By Tim Leeds
Montana State University-Northern may soon have its first new building on campus since 1983.
The university is moving forward on a proposal to build an Applied Technology Center (ATC) with new industrial labs, classrooms, research and development areas and office spaces. Renovations to Brockmann Center would create multi-media classrooms, a video conference room and office space for the business development programs on campus.
Additional parking will also be created, with a parking lot between the ATC and the existing farm mechanics building.
As private funding becomes available to complete the comprehensive project, a parking lot would be added to the southeast of the new building with an entrance off of 13th Street, as well as creating more lab areas and classrooms and office space.
Dean of the College of Technical Sciences Darryl Thackeray said part of the reason for building the center would be to integrate different programs in the college, as well as tying it to other programs at the university.

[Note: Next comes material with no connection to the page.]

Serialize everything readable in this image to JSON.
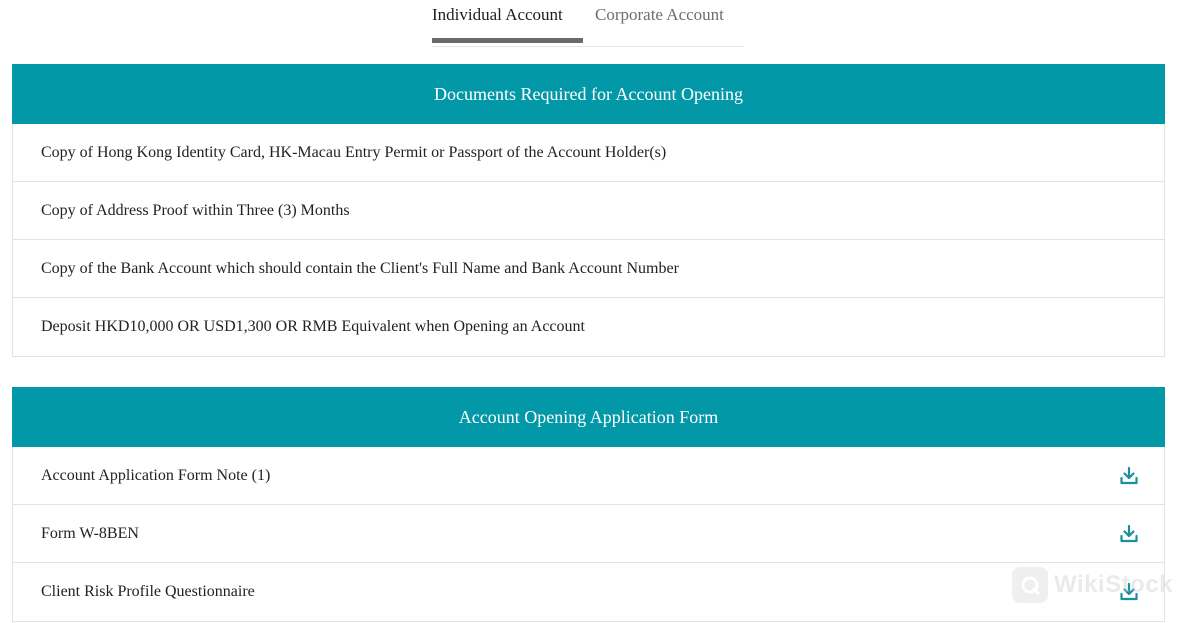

Thackeray said MSU-Northern is already unique in tying its technical programs into other programs at the university, and the centralized ATC would help increase these partnerships, as well as partnerships with industry. He said he doesn't know of any other institution that offers business minors with their technical programs, or minors in technical areas with their business programs. He said the centralized technical center and the business incubation offices would tie the programs together even more closely.
Greg Jergeson, director of grants and sponsored research at the MSU-Northern Foundation, said the center would be multi-disciplinary. He said there is almost no circumstance where only a single discipline is involved in a business solution. With the central location and the design of the labs for the ATC, he said, students from different disciplines will be brought to a location to work together.
Jergeson said the project would allow MSU-Northern to teach students skills that fit the changing business world better. He said modern businesses require a lot of people, each with a variety of skills. He said MSU-Northern programs generate graduates that have a variety of skills, satisfying the needs of employers and businesses.
Chancellor Mike Rao said that building the center would acknowledge that there has been a niche for MSu-Northern for 50 years or more in the technical and work force areas of education, and also to acknowledge that despite some challenges due to a flat and declining population base, the technical college is an area that continues to grow.
Rao said that it is important to continue building on the strength of the College of Technical Sciences. He said one strength has been the solid communication and mathematics backgrounds in these degrees on the baccalaureate level.
Rao said designing the ATC with an electronic loop around the center will also allow access to Internet band width at any point in the building. He said one of the biggest purposes in doing this is to break down geographic barriers and allow more contact with many partners, in business as well as in education.
Thackeray said the center would provide a new way to put technology out to the state. He said much of the coursework at MSU-Northern is unique, such as curriculum at the agricultural mechanics program. Thackeray said the ATC will allow the college to show its coursework out to other institutions.
Thackeray said it will also allow access to the coursework for agriculture producers in the state. He said farmers and ranchers will be able to sit at their computers at home, watching how to tune up a diesel engine or set an advanced seeder over the Internet.
Jergeson said the new center would be "wired to the gills." One function of this, he said, would be to provide continuing education ability to the university's graduates, wherever they are and whoever they are working for.
Editor's note this is a three-part series looking at MSU-Northern's new tech center. The second and third parts will be in Monday's and Tuesday's papers